If no one in your company is in a position to perform this audit, or if you aren’t sure whether you have any cybersecurity measures in place, you need to bring in a consultant to perform this task. If you’re working with a managed service provider (MSP) already, check to see whether cybersecurity is a service they offer.

2. Train Staff on Phishing Techniques and Other Email Scams

Remember that notion that master hackers probably aren’t interested in coming after your small business because you’re the little guy? There’s actually an element of truth there. The likelihood of some shadowy group of elite European hackers employing TV-show-level hacking skills to break into your computer systems is pretty low.

That doesn’t mean you’re safe from all cybersecurity threats, though. Most of the time, hackers will get into your system by phishing.

Phishing Explained

Phishing schemes can take on a number of forms. Generally, they involve a realistic-looking email that’s made to look like it comes from a trusted organization (say, Microsoft) or from a trusted and important individual (say, your CEO or another executive).

Organization-based (or credential-based) phishing campaigns may include a link to a convincing but fake login page. Users enter their credentials, which go straight to the hackers who set up the scheme. Those hackers now have credentials necessary to log onto your company’s systems.

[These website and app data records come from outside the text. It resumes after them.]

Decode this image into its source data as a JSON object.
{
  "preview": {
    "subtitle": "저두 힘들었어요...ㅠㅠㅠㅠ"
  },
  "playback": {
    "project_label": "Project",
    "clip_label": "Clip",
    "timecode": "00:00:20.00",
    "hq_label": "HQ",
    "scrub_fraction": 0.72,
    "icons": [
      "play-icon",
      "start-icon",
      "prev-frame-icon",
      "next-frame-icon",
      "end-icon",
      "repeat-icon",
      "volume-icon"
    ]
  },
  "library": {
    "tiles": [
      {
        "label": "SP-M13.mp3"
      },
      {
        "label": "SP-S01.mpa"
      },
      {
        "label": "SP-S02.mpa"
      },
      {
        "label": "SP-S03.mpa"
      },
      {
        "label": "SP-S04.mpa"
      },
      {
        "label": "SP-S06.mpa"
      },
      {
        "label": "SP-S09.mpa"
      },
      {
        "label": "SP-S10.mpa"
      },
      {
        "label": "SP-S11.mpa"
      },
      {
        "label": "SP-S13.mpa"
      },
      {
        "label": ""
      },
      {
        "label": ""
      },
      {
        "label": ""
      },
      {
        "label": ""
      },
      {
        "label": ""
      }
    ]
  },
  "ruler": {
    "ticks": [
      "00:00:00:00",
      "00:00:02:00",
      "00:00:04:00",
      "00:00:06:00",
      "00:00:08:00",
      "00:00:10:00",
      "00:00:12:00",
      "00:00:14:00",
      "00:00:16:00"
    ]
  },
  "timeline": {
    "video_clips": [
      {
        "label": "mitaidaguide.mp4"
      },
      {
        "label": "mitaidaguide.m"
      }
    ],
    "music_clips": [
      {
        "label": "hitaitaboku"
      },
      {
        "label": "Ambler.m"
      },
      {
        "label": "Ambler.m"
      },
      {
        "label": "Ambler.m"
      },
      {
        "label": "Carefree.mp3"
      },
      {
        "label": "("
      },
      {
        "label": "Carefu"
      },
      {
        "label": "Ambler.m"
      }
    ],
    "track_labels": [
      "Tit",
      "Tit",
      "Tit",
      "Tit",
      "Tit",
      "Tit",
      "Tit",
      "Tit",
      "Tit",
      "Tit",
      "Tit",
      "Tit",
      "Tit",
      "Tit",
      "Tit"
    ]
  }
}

Personality-based phishing campaigns usually involve some social engineering. The “CEO” tries to convince a low-level user to do something that’s a breach in policy, and the user complies, hoping to impress the CEO. Instead, he or she gives away the store.

Training Is Key

Phishing schemes are not that complicated, and most users can identify them easily with even 60 minutes or less of training. Invest in this training to keep your business safer.

3. Set up Two-Factor Authentication

Two-factor authentication (2FA) is an added layer of security that can be enabled on many types of accounts. With 2FA, users enter their username and password as normal, but there’s an additional step. Users will also need to enter a randomly generated code (usually sent via text message). 2FA should be enabled wherever possible in your organization. Taking this step alone will cripple most credential-based phishing attacks.

4. Review and Strengthen Your Password Policy

Lastly, set up a password policy that forces users to create complex passwords and change them regularly. You’ll reduce your exposure to threats of stolen credentials and thus tighten up your cybersecurity strategy.

Conclusion

These 4 steps can help you improve your organization’s cybersecurity, but they aren’t a comprehensive strategy. We can work with you to form a cybersecurity strategy that’s comprehensive and customized to your business. Are you ready? Contact us today.